Early Computer Games
History of Computer Games
When computers were first developed using microprocessors back in the 1970's, computer games were some of the first applications developed. These early forms of computer entertainment captivated children and adults alike. One of the first such games was "Pong". It was a kind of Ping-Pong that could be played against an opponent or against the computer. The computer screen displayed a paddle for each player, which was just a simple line. A "ball" was displayed that moved across the screen. This ball was just a light that was moved by the computer in a predictable path. When the ball struck something like the top of the screen or a player's paddle, the ball would have it's trajectory altered to a new path. Players had to hit the ball with their paddle to reverse the ball towards their opponent. If they missed the ball, a point would be scored by the other player. Like Ping-Pong, when a player reached the maximum score, the entire game was over. Pong was released by Atari in 1972 and started the video gaming industry. This early computer game was an instant hit and proved that small computers were going to be a huge commercial success.
Early Computer Video games
The video game pioneers

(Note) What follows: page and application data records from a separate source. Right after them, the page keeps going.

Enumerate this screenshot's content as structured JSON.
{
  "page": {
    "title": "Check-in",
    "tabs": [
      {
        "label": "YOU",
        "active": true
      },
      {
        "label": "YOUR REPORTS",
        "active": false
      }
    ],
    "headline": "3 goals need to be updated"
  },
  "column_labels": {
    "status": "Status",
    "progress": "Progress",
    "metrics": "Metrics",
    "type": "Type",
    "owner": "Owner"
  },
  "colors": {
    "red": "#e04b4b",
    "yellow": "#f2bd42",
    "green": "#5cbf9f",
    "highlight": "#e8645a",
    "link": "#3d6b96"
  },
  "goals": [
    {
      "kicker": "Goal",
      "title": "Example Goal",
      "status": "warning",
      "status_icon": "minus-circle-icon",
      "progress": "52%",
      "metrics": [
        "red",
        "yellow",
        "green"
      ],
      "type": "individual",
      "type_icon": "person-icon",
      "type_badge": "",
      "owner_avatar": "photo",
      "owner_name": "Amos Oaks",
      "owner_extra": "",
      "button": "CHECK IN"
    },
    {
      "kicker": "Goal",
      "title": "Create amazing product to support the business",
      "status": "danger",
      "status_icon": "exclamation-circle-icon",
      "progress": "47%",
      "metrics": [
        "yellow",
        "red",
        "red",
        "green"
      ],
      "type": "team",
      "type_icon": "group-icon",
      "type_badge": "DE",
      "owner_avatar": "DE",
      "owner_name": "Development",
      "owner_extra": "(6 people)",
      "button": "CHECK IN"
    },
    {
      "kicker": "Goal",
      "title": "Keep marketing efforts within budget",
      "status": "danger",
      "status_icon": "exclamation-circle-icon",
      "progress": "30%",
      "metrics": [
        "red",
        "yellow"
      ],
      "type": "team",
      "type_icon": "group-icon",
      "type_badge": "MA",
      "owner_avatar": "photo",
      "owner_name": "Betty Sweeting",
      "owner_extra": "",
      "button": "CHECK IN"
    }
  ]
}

After Atari made Pong, several other games began to become available. Many of these became quite popular. The Pac-Man video game, released by Namco in 1980, was much more complex than Pong and has been an immense success. Pac-Man added several elements that advanced the video gaming industry. Players were able to control their character and gain points through controllable actions. A maze was diplayed that required players to successfully navigate. Computer generated monsters persued the player's character and could easily eliminate the player. Computer generated music was played while the game was active. Pac-Man entered the video gaming market when shooting games such as Asteroids and Space Invaders were popular. Despite the later entry of Pac-Man into the industry, it has been credited with being the most famous arcade game of all time. Namco later introduced an authorized spin-off of Pac-Man but many un-authorized spin-offs made their way into the computer gaming market. Ms. Pac-Man, Pac-Man Plus and Junior Pac-Man were early computer game applications that built on the success of Pac-Man. These titles were among about 30 that Namco identified during lawsuits that they initiated against other companies.